SUPPLIED MATERIAL →

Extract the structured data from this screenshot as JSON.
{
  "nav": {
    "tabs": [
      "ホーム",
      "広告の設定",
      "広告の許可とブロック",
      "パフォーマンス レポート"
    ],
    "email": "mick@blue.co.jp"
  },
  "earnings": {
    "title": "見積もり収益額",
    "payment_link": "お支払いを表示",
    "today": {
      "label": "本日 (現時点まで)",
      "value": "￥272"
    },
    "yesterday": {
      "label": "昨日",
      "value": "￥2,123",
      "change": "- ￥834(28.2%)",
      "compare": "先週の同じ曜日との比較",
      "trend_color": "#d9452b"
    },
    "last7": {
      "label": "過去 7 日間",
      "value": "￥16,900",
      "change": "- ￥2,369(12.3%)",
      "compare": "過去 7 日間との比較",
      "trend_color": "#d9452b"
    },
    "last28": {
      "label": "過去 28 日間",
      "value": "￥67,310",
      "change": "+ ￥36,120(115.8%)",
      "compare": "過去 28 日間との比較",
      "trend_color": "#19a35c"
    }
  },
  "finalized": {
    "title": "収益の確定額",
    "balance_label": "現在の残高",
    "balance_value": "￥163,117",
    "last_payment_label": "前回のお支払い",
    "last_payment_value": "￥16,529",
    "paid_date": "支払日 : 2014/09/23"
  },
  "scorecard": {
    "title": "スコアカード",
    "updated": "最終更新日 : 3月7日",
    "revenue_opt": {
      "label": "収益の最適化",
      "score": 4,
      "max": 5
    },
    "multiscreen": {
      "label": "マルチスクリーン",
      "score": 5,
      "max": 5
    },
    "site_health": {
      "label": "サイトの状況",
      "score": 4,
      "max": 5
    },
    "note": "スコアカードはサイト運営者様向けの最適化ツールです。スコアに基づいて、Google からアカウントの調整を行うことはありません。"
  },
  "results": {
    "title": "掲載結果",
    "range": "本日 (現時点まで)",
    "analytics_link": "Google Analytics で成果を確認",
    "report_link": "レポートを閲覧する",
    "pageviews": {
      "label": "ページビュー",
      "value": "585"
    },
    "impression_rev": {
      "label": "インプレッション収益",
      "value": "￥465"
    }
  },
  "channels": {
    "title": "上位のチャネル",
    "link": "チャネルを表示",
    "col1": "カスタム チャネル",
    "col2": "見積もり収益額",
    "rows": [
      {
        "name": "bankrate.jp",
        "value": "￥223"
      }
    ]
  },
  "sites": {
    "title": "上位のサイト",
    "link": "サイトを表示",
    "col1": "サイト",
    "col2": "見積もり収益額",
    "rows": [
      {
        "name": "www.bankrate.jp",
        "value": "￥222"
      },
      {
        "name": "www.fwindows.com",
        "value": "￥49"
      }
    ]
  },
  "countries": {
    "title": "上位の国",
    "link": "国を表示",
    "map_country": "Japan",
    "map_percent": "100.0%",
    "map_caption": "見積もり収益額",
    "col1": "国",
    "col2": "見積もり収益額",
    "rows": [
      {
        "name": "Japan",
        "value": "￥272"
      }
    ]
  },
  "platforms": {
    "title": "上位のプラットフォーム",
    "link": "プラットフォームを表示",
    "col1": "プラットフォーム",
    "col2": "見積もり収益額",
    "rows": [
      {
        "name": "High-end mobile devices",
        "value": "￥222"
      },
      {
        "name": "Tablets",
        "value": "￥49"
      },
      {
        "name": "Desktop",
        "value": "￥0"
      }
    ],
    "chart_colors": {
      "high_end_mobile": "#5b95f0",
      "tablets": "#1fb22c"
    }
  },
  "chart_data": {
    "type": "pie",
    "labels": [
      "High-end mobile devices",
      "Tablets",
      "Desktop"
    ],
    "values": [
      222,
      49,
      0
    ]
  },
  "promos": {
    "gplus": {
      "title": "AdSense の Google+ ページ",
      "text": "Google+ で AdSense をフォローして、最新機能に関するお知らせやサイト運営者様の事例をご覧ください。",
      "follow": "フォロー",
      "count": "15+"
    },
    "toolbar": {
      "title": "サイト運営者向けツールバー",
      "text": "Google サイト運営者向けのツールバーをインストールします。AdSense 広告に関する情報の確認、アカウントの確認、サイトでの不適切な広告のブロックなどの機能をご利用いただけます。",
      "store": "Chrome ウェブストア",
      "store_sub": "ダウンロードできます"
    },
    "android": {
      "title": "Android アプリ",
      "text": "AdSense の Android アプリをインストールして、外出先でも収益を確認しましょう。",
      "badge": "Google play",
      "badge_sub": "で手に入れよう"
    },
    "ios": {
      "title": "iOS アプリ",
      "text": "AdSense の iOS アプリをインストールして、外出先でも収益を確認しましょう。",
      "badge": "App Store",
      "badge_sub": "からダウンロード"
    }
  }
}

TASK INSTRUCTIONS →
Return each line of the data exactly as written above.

RESPONSE FOR THIS EXERCISE →
Extract the structured data from this screenshot as JSON.
{
  "nav": {
    "tabs": [
      "ホーム",
      "広告の設定",
      "広告の許可とブロック",
      "パフォーマンス レポート"
    ],
    "email": "mick@blue.co.jp"
  },
  "earnings": {
    "title": "見積もり収益額",
    "payment_link": "お支払いを表示",
    "today": {
      "label": "本日 (現時点まで)",
      "value": "￥272"
    },
    "yesterday": {
      "label": "昨日",
      "value": "￥2,123",
      "change": "- ￥834(28.2%)",
      "compare": "先週の同じ曜日との比較",
      "trend_color": "#d9452b"
    },
    "last7": {
      "label": "過去 7 日間",
      "value": "￥16,900",
      "change": "- ￥2,369(12.3%)",
      "compare": "過去 7 日間との比較",
      "trend_color": "#d9452b"
    },
    "last28": {
      "label": "過去 28 日間",
      "value": "￥67,310",
      "change": "+ ￥36,120(115.8%)",
      "compare": "過去 28 日間との比較",
      "trend_color": "#19a35c"
    }
  },
  "finalized": {
    "title": "収益の確定額",
    "balance_label": "現在の残高",
    "balance_value": "￥163,117",
    "last_payment_label": "前回のお支払い",
    "last_payment_value": "￥16,529",
    "paid_date": "支払日 : 2014/09/23"
  },
  "scorecard": {
    "title": "スコアカード",
    "updated": "最終更新日 : 3月7日",
    "revenue_opt": {
      "label": "収益の最適化",
      "score": 4,
      "max": 5
    },
    "multiscreen": {
      "label": "マルチスクリーン",
      "score": 5,
      "max": 5
    },
    "site_health": {
      "label": "サイトの状況",
      "score": 4,
      "max": 5
    },
    "note": "スコアカードはサイト運営者様向けの最適化ツールです。スコアに基づいて、Google からアカウントの調整を行うことはありません。"
  },
  "results": {
    "title": "掲載結果",
    "range": "本日 (現時点まで)",
    "analytics_link": "Google Analytics で成果を確認",
    "report_link": "レポートを閲覧する",
    "pageviews": {
      "label": "ページビュー",
      "value": "585"
    },
    "impression_rev": {
      "label": "インプレッション収益",
      "value": "￥465"
    }
  },
  "channels": {
    "title": "上位のチャネル",
    "link": "チャネルを表示",
    "col1": "カスタム チャネル",
    "col2": "見積もり収益額",
    "rows": [
      {
        "name": "bankrate.jp",
        "value": "￥223"
      }
    ]
  },
  "sites": {
    "title": "上位のサイト",
    "link": "サイトを表示",
    "col1": "サイト",
    "col2": "見積もり収益額",
    "rows": [
      {
        "name": "www.bankrate.jp",
        "value": "￥222"
      },
      {
        "name": "www.fwindows.com",
        "value": "￥49"
      }
    ]
  },
  "countries": {
    "title": "上位の国",
    "link": "国を表示",
    "map_country": "Japan",
    "map_percent": "100.0%",
    "map_caption": "見積もり収益額",
    "col1": "国",
    "col2": "見積もり収益額",
    "rows": [
      {
        "name": "Japan",
        "value": "￥272"
      }
    ]
  },
  "platforms": {
    "title": "上位のプラットフォーム",
    "link": "プラットフォームを表示",
    "col1": "プラットフォーム",
    "col2": "見積もり収益額",
    "rows": [
      {
        "name": "High-end mobile devices",
        "value": "￥222"
      },
      {
        "name": "Tablets",
        "value": "￥49"
      },
      {
        "name": "Desktop",
        "value": "￥0"
      }
    ],
    "chart_colors": {
      "high_end_mobile": "#5b95f0",
      "tablets": "#1fb22c"
    }
  },
  "chart_data": {
    "type": "pie",
    "labels": [
      "High-end mobile devices",
      "Tablets",
      "Desktop"
    ],
    "values": [
      222,
      49,
      0
    ]
  },
  "promos": {
    "gplus": {
      "title": "AdSense の Google+ ページ",
      "text": "Google+ で AdSense をフォローして、最新機能に関するお知らせやサイト運営者様の事例をご覧ください。",
      "follow": "フォロー",
      "count": "15+"
    },
    "toolbar": {
      "title": "サイト運営者向けツールバー",
      "text": "Google サイト運営者向けのツールバーをインストールします。AdSense 広告に関する情報の確認、アカウントの確認、サイトでの不適切な広告のブロックなどの機能をご利用いただけます。",
      "store": "Chrome ウェブストア",
      "store_sub": "ダウンロードできます"
    },
    "android": {
      "title": "Android アプリ",
      "text": "AdSense の Android アプリをインストールして、外出先でも収益を確認しましょう。",
      "badge": "Google play",
      "badge_sub": "で手に入れよう"
    },
    "ios": {
      "title": "iOS アプリ",
      "text": "AdSense の iOS アプリをインストールして、外出先でも収益を確認しましょう。",
      "badge": "App Store",
      "badge_sub": "からダウンロード"
    }
  }
}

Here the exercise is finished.